Many people believe that government is too big, and taxes are too high. They are certain that they believe this. But they don’t really believe that, they just think they do. Their actions betray the conflict in their thinking.
They feel that the government should test, license and regulate drugs. They want it to provide bus service. Run the airports. License the taxicabs, administer the welfare program, provide unemployment benefits, and settle the baseball strike.
They want their government to balance the budget. But when the budget cuts come – they are up in arms. “How can they cut the symphony funding? What about education? How can they not spend more on the children? They are our future! And what about AIDS research? And not the parks! Can’t they cut waste somewhere else?”
In other words, they want a government that will provide all kinds of quality of life benefits for them, but they think these things are free. They are not.
All the big and little things you want the government to handle cost money, require bureaucracy, and erode your individual rights. Things that seem like great ideas, may not be so great – if you extend them out to their logical extension.
Let’s take wheelchair ramps and access. Here in the States it’s a law that every sidewalk built must have wheelchair access. And so does every office building, store, dry cleaner, restaurant, hotel convenience store, or any other private business built today. All restrooms must be built wide enough to accommodate wheelchairs, even in private offices.
Now that sounds like a good idea. I mean what kind of mean son-of-a-bitch would want to deny a disabled person access to a public place? But let’s look a little deeper…
When they build a public library, City Hall, or other facility that the government funds, of course they need to be built to accommodate everyone, including those with disabilities. They are funded by tax dollars taken from everyone, including those with disabilities. So if you force a man in a wheelchair to pay taxes or he will go to prison – which governments do – then it isn’t morally right to spend his money building facilities that he can’t use.
But why can’t Suzy Homemaker start a little café with a counter and a few tables without having handicap restrooms? It may be that the extra cost and space requirements (which can be quite substantial), would prevent her from going into business.
Now don’t get me wrong – I think it would be a great idea to provide handicap access for just about any business you do. But I don’t think the government should force you to do so. Because then you are giving away your individual rights. (And there are no other kind.)
Because let’s keep extending the principle…
Are people in wheelchairs better than blind people? Do they deserve better treatment? Here’s why I ask?

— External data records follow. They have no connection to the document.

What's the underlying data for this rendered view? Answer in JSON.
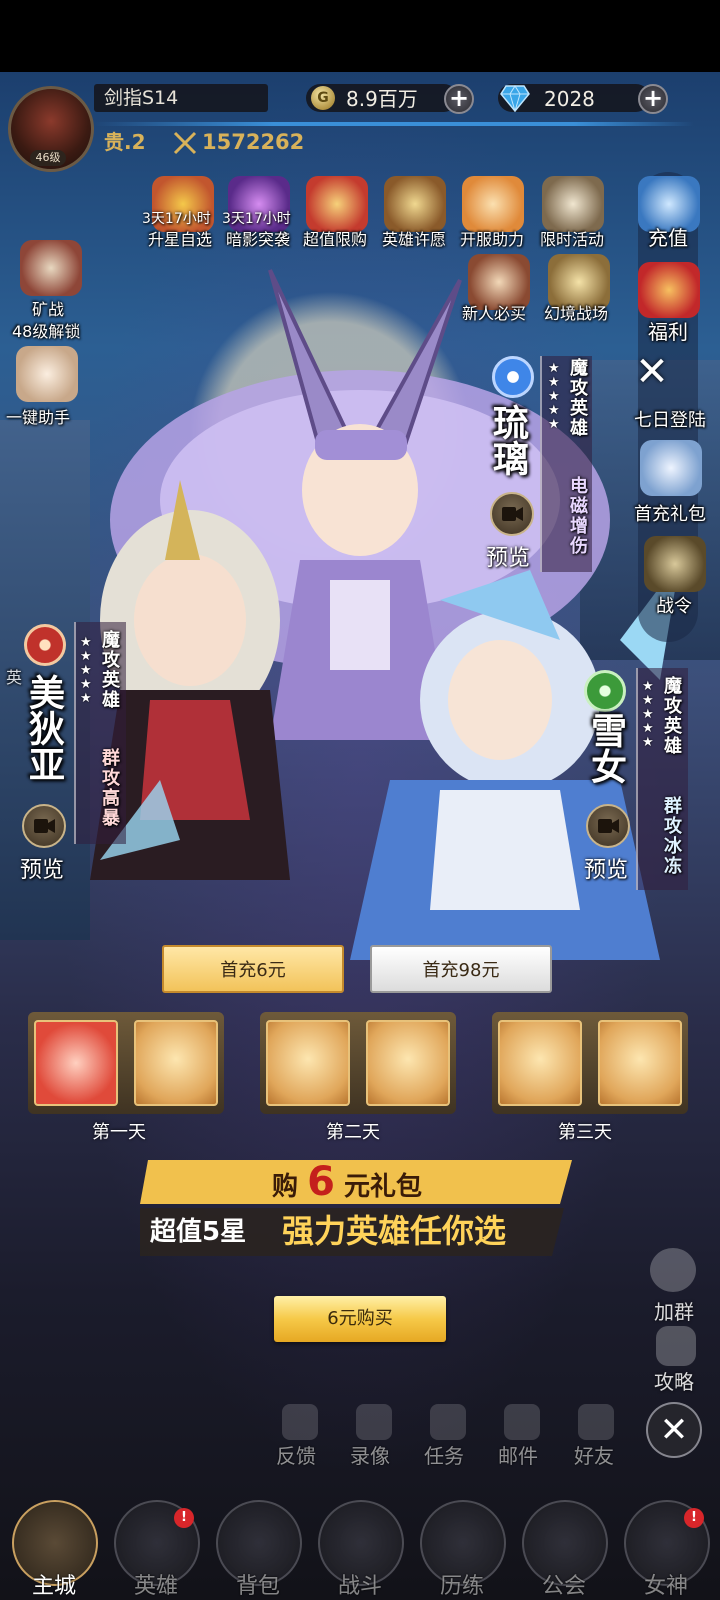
{
  "player": {
    "name": "剑指S14",
    "level": "46级",
    "vip": "贵.2",
    "power": "1572262",
    "gold": "8.9百万",
    "gold_symbol": "G",
    "diamonds": "2028"
  },
  "activities": [
    {
      "label": "升星自选",
      "timer": "3天17小时"
    },
    {
      "label": "暗影突袭",
      "timer": "3天17小时"
    },
    {
      "label": "超值限购"
    },
    {
      "label": "英雄许愿"
    },
    {
      "label": "开服助力"
    },
    {
      "label": "限时活动"
    },
    {
      "label": "新人必买"
    },
    {
      "label": "幻境战场"
    }
  ],
  "left_side": {
    "mine_label": "矿战",
    "mine_sub": "48级解锁",
    "helper_label": "一键助手",
    "hero_partial": "英"
  },
  "right_side": {
    "recharge": "充值",
    "welfare": "福利",
    "seven_day": "七日登陆",
    "first_gift": "首充礼包",
    "battle_pass": "战令",
    "join_group": "加群",
    "guide": "攻略"
  },
  "heroes": [
    {
      "name": "美狄亚",
      "role": "魔攻英雄",
      "trait": "群攻高暴",
      "stars": 5,
      "element_color": "#c0322b"
    },
    {
      "name": "琉璃",
      "role": "魔攻英雄",
      "trait": "电磁增伤",
      "stars": 5,
      "element_color": "#2c6fd1"
    },
    {
      "name": "雪女",
      "role": "魔攻英雄",
      "trait": "群攻冰冻",
      "stars": 5,
      "element_color": "#3c9a3a"
    }
  ],
  "preview_label": "预览",
  "offer": {
    "tabs": [
      "首充6元",
      "首充98元"
    ],
    "days": [
      "第一天",
      "第二天",
      "第三天"
    ],
    "banner_line1_pre": "购",
    "banner_line1_num": "6",
    "banner_line1_post": "元礼包",
    "banner_line2_a": "超值5星",
    "banner_line2_b": "强力英雄任你选",
    "buy_button": "6元购买"
  },
  "quick_actions": [
    "反馈",
    "录像",
    "任务",
    "邮件",
    "好友"
  ],
  "nav": [
    "主城",
    "英雄",
    "背包",
    "战斗",
    "历练",
    "公会",
    "女神"
  ],
  "nav_badge": "!"
}
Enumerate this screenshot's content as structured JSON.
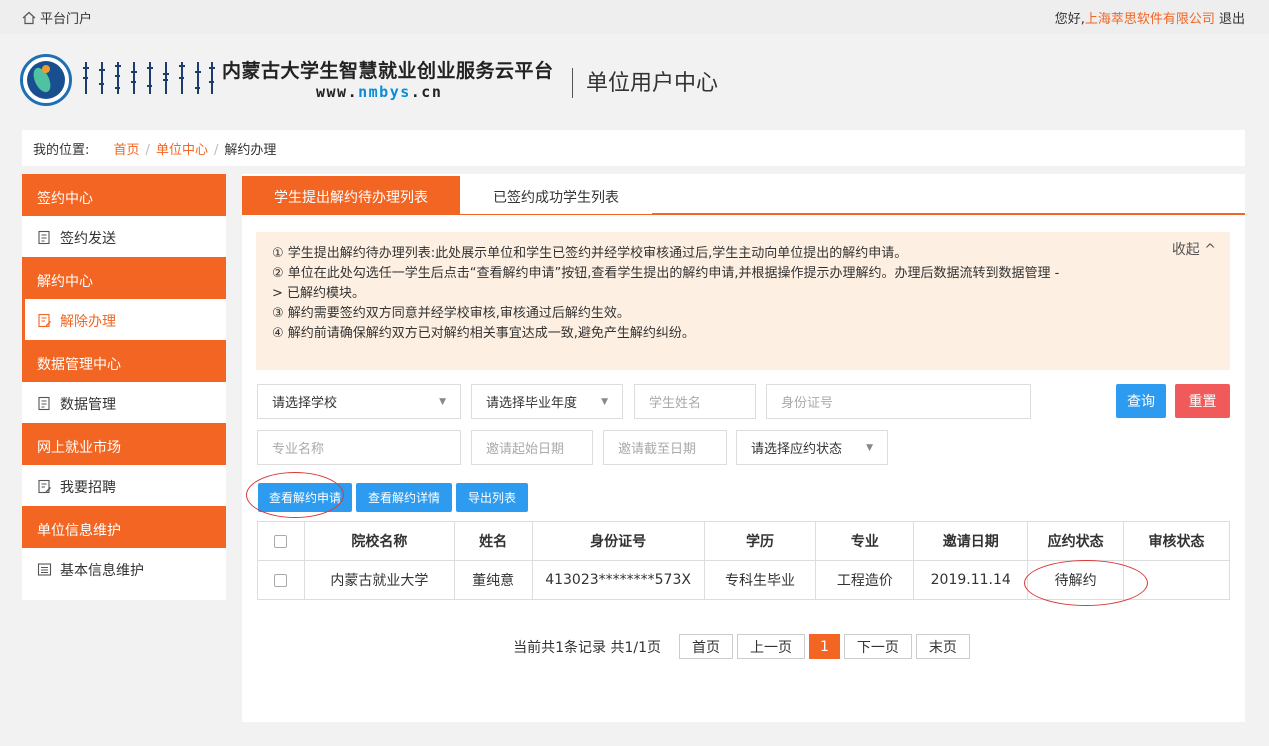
{
  "topbar": {
    "portal_label": "平台门户",
    "greeting": "您好,",
    "company": "上海萃思软件有限公司",
    "logout": "退出"
  },
  "header": {
    "platform_title": "内蒙古大学生智慧就业创业服务云平台",
    "url_prefix": "www.",
    "url_accent": "nmbys",
    "url_suffix": ".cn",
    "center_title": "单位用户中心"
  },
  "breadcrumb": {
    "label": "我的位置:",
    "items": [
      "首页",
      "单位中心",
      "解约办理"
    ]
  },
  "sidebar": {
    "sections": [
      {
        "title": "签约中心",
        "items": [
          "签约发送"
        ]
      },
      {
        "title": "解约中心",
        "items": [
          "解除办理"
        ]
      },
      {
        "title": "数据管理中心",
        "items": [
          "数据管理"
        ]
      },
      {
        "title": "网上就业市场",
        "items": [
          "我要招聘"
        ]
      },
      {
        "title": "单位信息维护",
        "items": [
          "基本信息维护"
        ]
      }
    ]
  },
  "tabs": [
    "学生提出解约待办理列表",
    "已签约成功学生列表"
  ],
  "notice": {
    "collapse": "收起 ^",
    "lines": [
      "① 学生提出解约待办理列表:此处展示单位和学生已签约并经学校审核通过后,学生主动向单位提出的解约申请。",
      "② 单位在此处勾选任一学生后点击“查看解约申请”按钮,查看学生提出的解约申请,并根据操作提示办理解约。办理后数据流转到数据管理 -",
      "> 已解约模块。",
      "③ 解约需要签约双方同意并经学校审核,审核通过后解约生效。",
      "④ 解约前请确保解约双方已对解约相关事宜达成一致,避免产生解约纠纷。"
    ]
  },
  "filters": {
    "school": "请选择学校",
    "year": "请选择毕业年度",
    "student_name": "学生姓名",
    "id_number": "身份证号",
    "major": "专业名称",
    "start_date": "邀请起始日期",
    "end_date": "邀请截至日期",
    "status": "请选择应约状态",
    "query": "查询",
    "reset": "重置"
  },
  "actions": [
    "查看解约申请",
    "查看解约详情",
    "导出列表"
  ],
  "table": {
    "headers": [
      "院校名称",
      "姓名",
      "身份证号",
      "学历",
      "专业",
      "邀请日期",
      "应约状态",
      "审核状态"
    ],
    "rows": [
      [
        "内蒙古就业大学",
        "董纯意",
        "413023********573X",
        "专科生毕业",
        "工程造价",
        "2019.11.14",
        "待解约",
        ""
      ]
    ]
  },
  "pager": {
    "info": "当前共1条记录  共1/1页",
    "first": "首页",
    "prev": "上一页",
    "current": "1",
    "next": "下一页",
    "last": "末页"
  },
  "colors": {
    "accent": "#f26522",
    "button_blue": "#2d9cf0",
    "button_red": "#f05a5a"
  }
}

Let’s say that you are a distributor with Amway, Shaklee, AVON, or another direct selling company. You build your little website to promote your vitamin products, so you can send prospects there. Maybe you have a spare bedroom that you set up with shelves and you retail products there for your friends, neighbors, and relatives.
If you believe all businesses should provide access for the disabled, are you prepared to add wheelchair access to you home? Renovate the bathrooms? And what about those pesky blind people? Do you realize that they can’t read your website? Are you prepared to spend the thousands of dollars it takes to add all the audio components that make it accessible to blind people?
Do you know that there are lawsuits working their way through the US court system right now that would require all websites to offer complete audio translations of all written content for the blind?
And what about paralyzed people who can’t type the keystrokes? Are you willing to invest in speech recognition technology, so they can access your site? Or be willing to be sued for discrimination if you’re not? Think about that a little.
If we say that it is bad to discriminate against disabled people, and we say that the government should regulate it so everyone has access to everything – what will that do to the cost of opening a business? And the number of new businesses? The choice to the consumer? Innovation? Will this ultimately help disabled people or actually hurt them?
You can’t really test your beliefs until you carry them out to their logical extension. That’s what I mean by a congruent philosophy.
So what do you think? Please share your thoughts below, and we’ll pick this up again tomorrow.